Gov. Kenneth Mapp and Lt. Gov. Osbert Potter talked about plans to ramp up the police force and deal with other problems while announcing the latest additions to the cabinet during a press conference Thursday at Government House on St. Croix.
Catherine Ann Hendry, formerly assistant commissioner and currently acting commissioner of Labor Affairs for the V.I. Labor Department, will take over as Labor commissioner if approved by the 31st Legislature.
Hendry was born on St. Croix, studied in the U.S. and earned a law degree from St. Thomas University School of Law in Miami. She returned to the island in 2007, worked as a law clerk for Judge Julio Brady and became a member of the V.I. Bar Association. Hendry also worked as counsel for the Department of Licensing and Consumer Affairs before joining Labor in 2012.
Mapp appointed Juan Figueroa, born in Puerto Rico and raised on St. Croix, director of the V.I. Lottery. Figueroa most recently worked as an advocate at the Virgin Islands Advocacy Inc. and prior to that he was chief of staff during his son’s two terms as St. Croix senator. Figueroa served in the V.I. National Guard for more than a decade.

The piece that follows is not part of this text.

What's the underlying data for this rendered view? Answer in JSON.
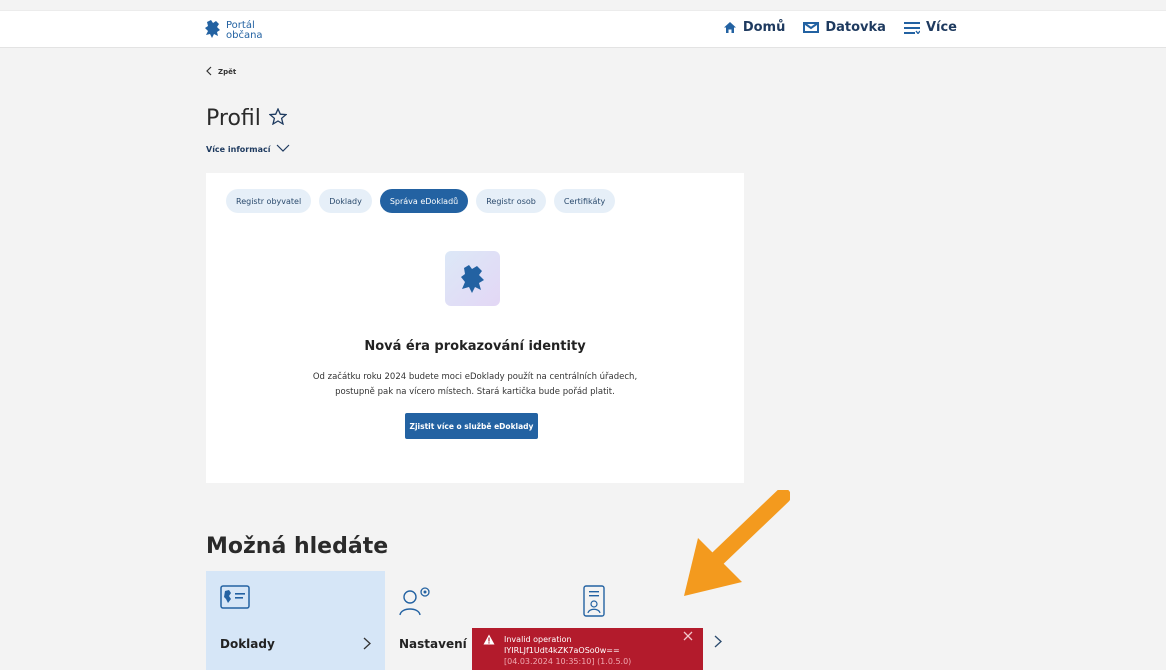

The governor also introduced Delroy Richards Sr., V.I. Police Department commissioner-designee, and both talked about “crime fighting capabilities.” Richards said the police department will be restructured to achieve “consistency and accountability” throughout the territory. There are approximately 200 fewer police officers in the territory than needed so recruiting will continue on all three islands, he said.
Police patrols will be increased in high crime areas, Richards said, and federal law enforcement officers will be used if necessary. A reactivated marine division will patrol the shorelines and airports will be scrutinized for weapons.
“Alone we will never be able to combat the alarming crime rate in this territory, especially when guns are so readily accessible,” Richards said. “We need the assistance now.”
Most of the recent killings, especially on St. Thomas, are retaliatory, Richards said, and in many cases, those indicted are freed because victims and witnesses are afraid to testify.
Mapp backed up Richards with a promise of “limited deployment” of the National Guard if the commissioner calls for action. Additionally Mapp said, in the future, gun crimes will be prosecuted federally.
“They are not going to do happy time in the Golden Grove facility,” Mapp said, adding that if convicted someone is convicted, they are going to “be sent off to a federal institution on the mainland” as a federally convicted individual.
According to Mapp, there are not enough correctional officers nor medical or mental health care personnel for the 296 inmates at the prison and the facility needs repairs. Research shows that prisoners can be housed in stateside facilities for half the $140 a day it costs the territory. Consequently, between 50 and 60 percent of the 165 convicted inmates will be sent to U. S. prisons. The most violent and serious offenders will be sent first, Mapp said.
One of Mapp’s cost-cutting plans is to sell half of the government’s fleet of 1,700 vehicles, except those used by VIPD. Another plan is to eliminate private phone and fax lines in government offices. Instead the V.I. Next Generation Network underground Internet cable resources will be utilized.
Mapp said he ordered an audit by the Inspector General after it was discovered that $3.5 million paid by the Hovensa refinery for settlement claims of former employees was applied instead to the legal bill. There were no receipts or documentation to verify whether or not the payment, approved by former Attorney General Vincent Frasier, was proper, the governor said.
Another area with discrepancies, according to the governor, is the Government Employees Retirement System. Millions of dollars have been lost due to poor investments and bad loans, and Mapp said he “will take control” of GERS and appoint a new board.
Potter brought up an inspector general’s audit of a property auction conducted by the previous lieutenant governor’s office that cited “highly irregular and questionable practices.” Potter said 12 to 15 of the 104 sales in 2012 and 2013 are under investigation. Property buyers will be notified whether or not their sale is being scrutinized and those will be “frozen.”
“Several of these transactions are very questionable, bordering on fraud and criminal activity,” Potter said.
Because the previous administration put together plans for the renovation of the Paul E. Joseph Stadium in Frederiksted “in haste,” Mapp said, he has halted the project. The current plan would build a $10 million stadium for $20 million. The administration will meet with the contractor to rewrite the contract or terminate the project if an agreement can’t be reached, he said.
Mapp corrected a recent news story that he has rented a residence on St. Thomas for $4,000. The property, including security, is actually $12,500 a month, he said. The official governor’s residence on St. Thomas is an old structure and has not been maintained for the last eight years, he said. On St. Croix, he will reside in his own home.
“I will not be spending any public monies on any private property owned by me,” he said.
The governor then answered several questions from the media regarding the residence, hiring police officers and the stateside prison facilities. He also said he is paying his personal taxes on a payment plan.